THE valour of then Major (later Brig) Kuldip Chandpuri and the Indian Air Force in the Battle of Longewala, the epic battle of 1971, have been highlighted adequately in media and even in the movie ‘Border’. But they were not the only ones to win the battle; the Artillery also played a stellar role. The unsung hero of Longewala finds its place in the book ‘Guns of Longewala’ by Lt Col Kulvinder Singh (Retd).
In the hallowed pages of military history, certain battles etch themselves into timeless saga of courage, resilience, and strategic brilliance. ‘Guns of Longewala’ is not just a book; it’s a gripping narrative that plunges readers into the intense nights of December 1971, where a small Indian post stood defiantly against the formidable might of a Pakistani Brigade supported with an Armoured Regiment.
Lt Col Kulvinder Singh, who took part as Battery Commander during this battle, recounted at Hotel JW Marriot, Aerocity, as to how the events unfolded and the contribution by the Artillery which saved the day for the Indian Army.
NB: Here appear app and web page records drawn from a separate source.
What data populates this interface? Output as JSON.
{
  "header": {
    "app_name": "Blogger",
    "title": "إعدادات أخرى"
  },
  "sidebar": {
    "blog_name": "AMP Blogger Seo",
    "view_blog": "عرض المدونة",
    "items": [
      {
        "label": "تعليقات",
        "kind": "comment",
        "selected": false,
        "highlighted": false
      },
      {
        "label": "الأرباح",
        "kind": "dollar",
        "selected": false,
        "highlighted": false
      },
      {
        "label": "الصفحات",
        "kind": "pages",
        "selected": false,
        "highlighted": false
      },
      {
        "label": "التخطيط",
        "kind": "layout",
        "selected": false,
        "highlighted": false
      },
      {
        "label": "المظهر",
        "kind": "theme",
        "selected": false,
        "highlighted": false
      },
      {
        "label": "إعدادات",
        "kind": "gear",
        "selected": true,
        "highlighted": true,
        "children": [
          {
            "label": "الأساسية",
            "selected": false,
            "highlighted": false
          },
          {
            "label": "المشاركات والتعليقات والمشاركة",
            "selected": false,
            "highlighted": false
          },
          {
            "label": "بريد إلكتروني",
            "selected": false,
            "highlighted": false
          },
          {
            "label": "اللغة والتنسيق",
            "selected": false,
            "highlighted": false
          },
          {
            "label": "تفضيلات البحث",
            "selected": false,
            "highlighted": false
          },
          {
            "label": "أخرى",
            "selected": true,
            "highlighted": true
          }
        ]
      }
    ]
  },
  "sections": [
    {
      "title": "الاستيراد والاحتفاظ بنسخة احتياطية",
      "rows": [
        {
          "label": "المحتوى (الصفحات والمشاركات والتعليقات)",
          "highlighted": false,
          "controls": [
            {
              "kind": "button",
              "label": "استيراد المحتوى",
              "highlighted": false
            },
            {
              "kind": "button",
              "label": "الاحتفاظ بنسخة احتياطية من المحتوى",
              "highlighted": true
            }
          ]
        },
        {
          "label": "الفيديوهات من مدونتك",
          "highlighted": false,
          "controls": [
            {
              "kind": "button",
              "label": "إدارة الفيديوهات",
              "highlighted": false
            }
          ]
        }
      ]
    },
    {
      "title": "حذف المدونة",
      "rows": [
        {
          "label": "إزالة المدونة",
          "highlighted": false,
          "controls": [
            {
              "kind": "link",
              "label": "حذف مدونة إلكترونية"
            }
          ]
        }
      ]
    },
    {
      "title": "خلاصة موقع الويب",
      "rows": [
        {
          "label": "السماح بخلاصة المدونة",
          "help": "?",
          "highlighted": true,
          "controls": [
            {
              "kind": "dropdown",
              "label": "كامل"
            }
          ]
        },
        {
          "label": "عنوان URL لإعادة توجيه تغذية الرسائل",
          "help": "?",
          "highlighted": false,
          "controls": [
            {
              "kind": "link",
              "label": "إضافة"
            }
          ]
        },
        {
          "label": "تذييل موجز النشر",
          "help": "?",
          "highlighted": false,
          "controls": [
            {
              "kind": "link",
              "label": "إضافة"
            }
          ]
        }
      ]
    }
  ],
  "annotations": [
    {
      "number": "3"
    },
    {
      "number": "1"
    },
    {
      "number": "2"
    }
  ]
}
The untold story that Bollywood’s ‘Border’ movie missed was recounted as if it was happening before you.
The heroic contribution of the 185 Light Regiment, as unsung hero in the Battle of Longewala, finally finds its voice in this meticulously researched and riveting account in the book by the author.
Race against time
One discovered the harrowing race against time faced by the 1853 Light Battery, a Heavy Mortar Battery under the command of Major (later Lt Col) Kulvinder Singh. Positioned under unconventional circumstances and in the imminent threat of a Pakistani armored assault, their story is one of unwavering dedication and lightning-fast preparation.
Watching a rescue mission unfold was a nerve-wracking experience, especially when it involved the daring efforts of the Battery Commander. Major (Later Lt Col) Kulvinder Singh’s strategic prowess and audacious execution of a flawless rescue mission to save an Air Observation Post (AOP) pilot, whose singleengine aircraft had crash-landed in the battlefield, was nothing short of heroic. Major Singh not only succeeded in rescuing the pilot but also thwarted the enemy’s attempt to capture him alive along with his aircraft. The narrative unfolded as a gripping saga of courage and determination on the battleground.
Page to monument
The author, Lt Col Kulvinder Singh is not merely presenting a book; he is advocating for recognition of Artillery role in the battle – about the initiative to immortalise the legacy of the Indian Artillery’s contribution to Longewala by placing old heavy mortars at the Longewala Monument.
The narrative by the author went beyond a historical account – it was a journey into the hearts and minds of those who faced the crucible of war. ‘Guns of Longewala’, written by none else than the person who led the Artillery support during the battle, is not just a book; it’s a gripping narrative that plunges readers into the intense nights of December 1971, where a small Indian post stood defiantly against the formidable might of a Pakistani Brigade with an Armoured Regiment It is a story that deserves its place in the pantheon of valour that defines the indomitable spirit of our armed forces. This narrative went beyond a historical account – it was a journey into the hearts and minds of those who faced the crucible of war. A must-read by all, especially those who are doing research on various battles and the military researchers.